“Oh, how cute!”
That was our first impression on seeing the little piano in Linda Kaiser’s basement in Syracuse.
Then we tried to carry it up a flight of stairs.
Linda had called Great Camp Sagamore’s executive director, Emily Martz, to donate the piano that she and her husband Harvey bought at an auction on Sagamore’s Main Lodge lawn in October 1975.
The piano has only 61 keys – the standard is 88. Margaret Emerson probably bought it for her children to play at Sagamore. Her grandson, Alfred Vanderbilt III, remembers playing a piano with “a strange number of keys” when he would visit camp as a young child.
Linda’s generosity reminds us of the extraordinary confluence of institutions, individuals, and events that surrounded that fall weekend in 1975.
Sagamore’s future was imperiled just weeks before the auction. Competing interests were making deals and jostling with compromises that would ultimately save the camp.

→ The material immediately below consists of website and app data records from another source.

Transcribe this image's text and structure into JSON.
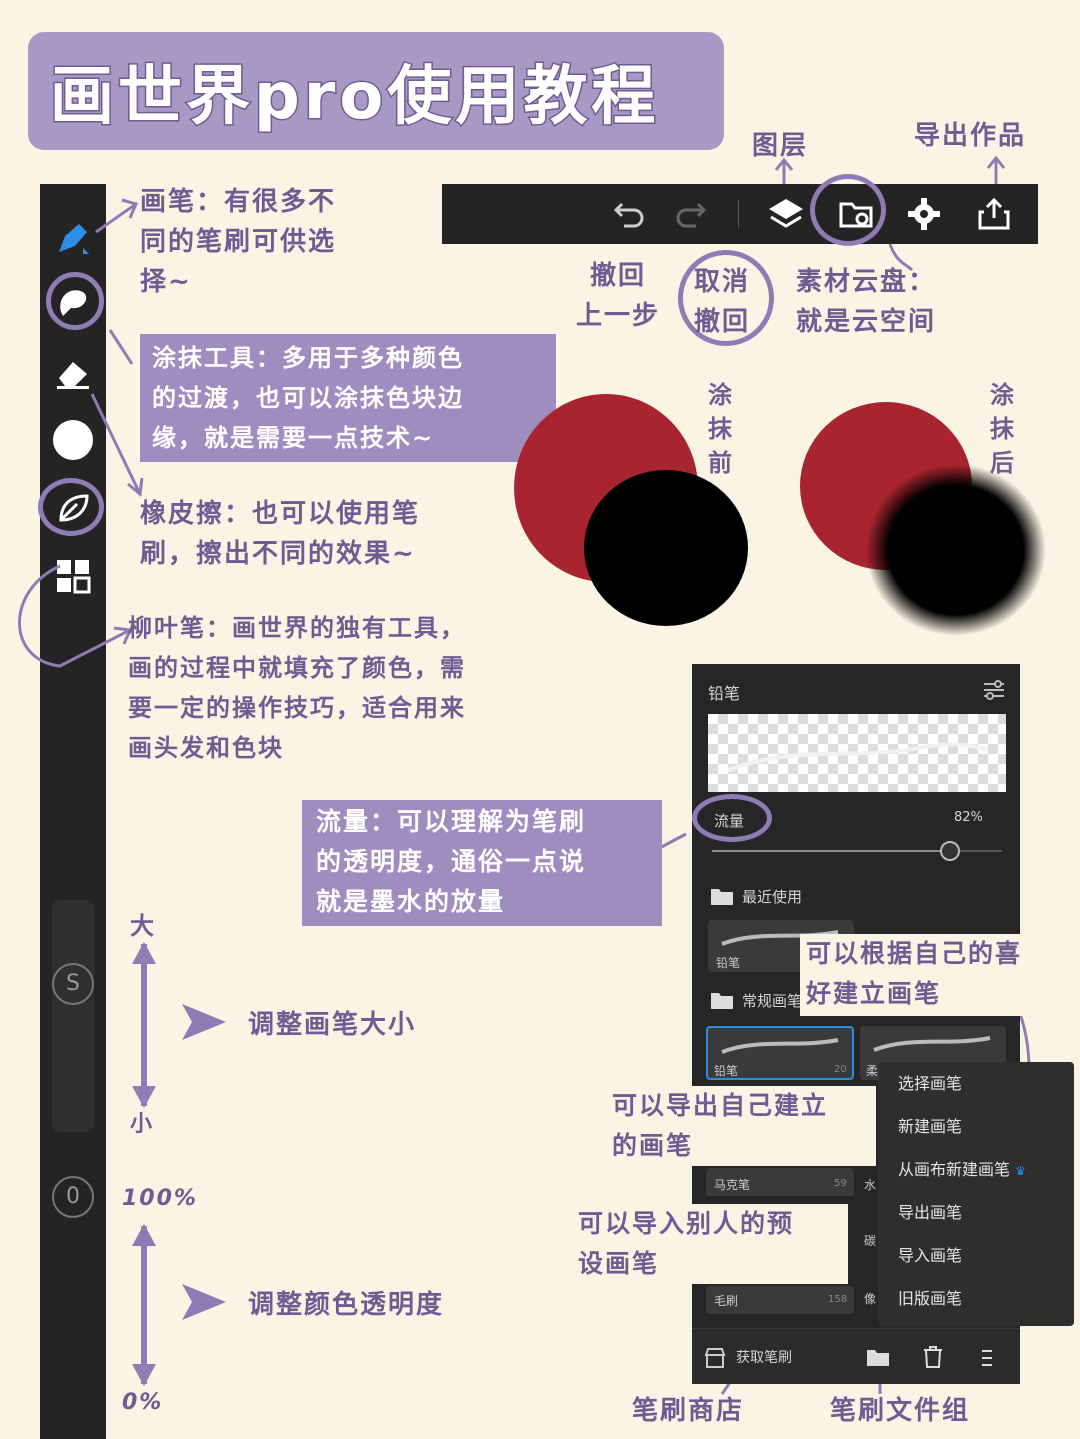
{
  "title": "画世界pro使用教程",
  "topbar": {
    "labels": {
      "layers": "图层",
      "export_work": "导出作品",
      "undo": "撤回\n上一步",
      "redo": "取消\n撤回",
      "cloud": "素材云盘：\n就是云空间"
    }
  },
  "notes": {
    "brush": "画笔：有很多不\n同的笔刷可供选\n择~",
    "smudge": "涂抹工具：多用于多种颜色\n的过渡，也可以涂抹色块边\n缘，就是需要一点技术~",
    "eraser": "橡皮擦：也可以使用笔\n刷，擦出不同的效果~",
    "willow": "柳叶笔：画世界的独有工具，\n画的过程中就填充了颜色，需\n要一定的操作技巧，适合用来\n画头发和色块",
    "flow": "流量：可以理解为笔刷\n的透明度，通俗一点说\n就是墨水的放量",
    "before": "涂\n抹\n前",
    "after": "涂\n抹\n后",
    "size_big": "大",
    "size_small": "小",
    "size": "调整画笔大小",
    "op_100": "100%",
    "op_0": "0%",
    "opacity": "调整颜色透明度",
    "custom": "可以根据自己的喜\n好建立画笔",
    "export_brush": "可以导出自己建立\n的画笔",
    "import_brush": "可以导入别人的预\n设画笔",
    "store": "笔刷商店",
    "folder": "笔刷文件组"
  },
  "sidebar": {
    "size_badge": "S",
    "opacity_badge": "0"
  },
  "panel": {
    "header": "铅笔",
    "flow_label": "流量",
    "flow_value": "82%",
    "flow_fraction": 0.82,
    "recent": "最近使用",
    "recent_item": "铅笔",
    "regular": "常规画笔",
    "sel_item": "铅笔",
    "sel_count": "20",
    "side_item": "柔",
    "marker": "马克笔",
    "marker_count": "59",
    "water": "水",
    "carbon": "碳",
    "pixel": "像",
    "brush_hair": "毛刷",
    "brush_hair_count": "158",
    "get_brush": "获取笔刷"
  },
  "menu": [
    "选择画笔",
    "新建画笔",
    "从画布新建画笔",
    "导出画笔",
    "导入画笔",
    "旧版画笔"
  ],
  "colors": {
    "accent": "#8f7cb4",
    "red": "#a8242e",
    "black": "#000000"
  }
}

Margaret Emerson donated Sagamore to Syracuse University in January 1954. In 1975, in the midst of a terrible economy, the university was looking to divest. S.U. and the Department of Environmental Conservation had arranged that the State would buy the 1,526-acre property. The land would become part of the NYS Forest Preserve, “forever wild” and open for all to enjoy.
But once the State acquired Sagamore for the Forest Preserve, the buildings would become legally “nonconforming.” The routine solution was called “winter burning.”
To prevent that fate, a deal was struck just prior to the October auction. The 7-acre peninsula surrounding the Main Camp lawn had been separated from the State’s purchase and sold instead to the National Humanistic Education Center, a non-profit group that provided conferences and retreats to professional educators.
The Education Center would relocate to Sagamore from its campus in the High Peaks, and would soon change its name to the Sagamore Institute of the Adirondacks. The newly formed Preservation League of NYS would provide counsel and oversight regarding the historic buildings, an arrangement that continues to this day.
The term “Great Camp” had not yet been coined. In 1975 these structures were more commonly called “white elephants” – magnificent, historically significant, yet completely untenable. The American historic preservation movement was just getting underway, inspired by the approaching Bicentennial, and the camps were starting to find advocates.
Most observers could easily imagine admiring a sunset from the Main Lodge porch while their elegant guests gathered for dinner. But very few could imagine the work and cost of maintaining such a large complex of bark-clad buildings on a remote Adirondack lakeside.
At the time of the auction, the National Humanistic Education Center’s mission did not involve interpreting Sagamore as an historic site, but Barbara Glaser and Howard Kirschenbaum, the Center’s leaders, would soon begin to create that reality.
On that October weekend, Barbara and Howie raised their auction paddles as often as they could to retain the most essential historic furnishings for what had just become their organization’s new home. The fireplace hardware and log beds that Sagamore uses today not only originate from the Durant and early Vanderbilt years, but were actually manufactured by workers at the camp.
In addition to buying a lovely vintage piano for his family, Harvey Kaiser was becoming inspired by the beauty and significance of these endangered camps. Dr. Kaiser was an architecture professor at S.U. and would soon become vice president in charge of university facilities. In 1982, Kaiser published Great Camps of the Adirondacks, a book that helped place Adirondack design into the national pantheon. Dr. Kaiser died last year, just as his revised edition of Great Camps was being published.
What about the piano?
It still plays! The iron harp is embossed “Curtis Bros./New York”. (Also “Upright Grand Guaranteed for 10 Years” so, unfortunately, the century-old warranty is shot.) The case is stenciled “Jacob Doll,” a competing high-end piano manufacturer in New York. We’re trying to confirm if the two companies teamed up to make hybrid instruments. It seems to be the most plausible explanation.
The piano is the second large piece of furniture that was purchased at the auction and recently donated back to Sagamore. The first was an elaborate tiger oak roll top desk donated last fall by J.T. and Virginia Hall of Cazenovia. So Sagamore is on a roll!
Linda Kaiser, a gifted harpist and pianist, spoke of the joy the piano gave her family for 45 years. She is proud of seeing it return to Great Camp Sagamore. Due in part to her late husband’s work, nobody calls the camps “white elephants” anymore.
Now they are called “America’s treasures.” Now they are called great.
Photos: Linda Kaiser, bidding a musical farewell to the 61-key piano that she purchased at the Sagamore auction in 1975 and donated back to Great Camp Sagamore this fall.
October 1975 auction at Sagamore. Photo by Craig Gilborn. From Durant: The Fortunes and Woodland Camps of a Family in the Adirondacks, Craig Gilborn author.
Ca. 1920, 61-key, upright grand piano, back home to Sagamore and waiting for the 2021 season to start.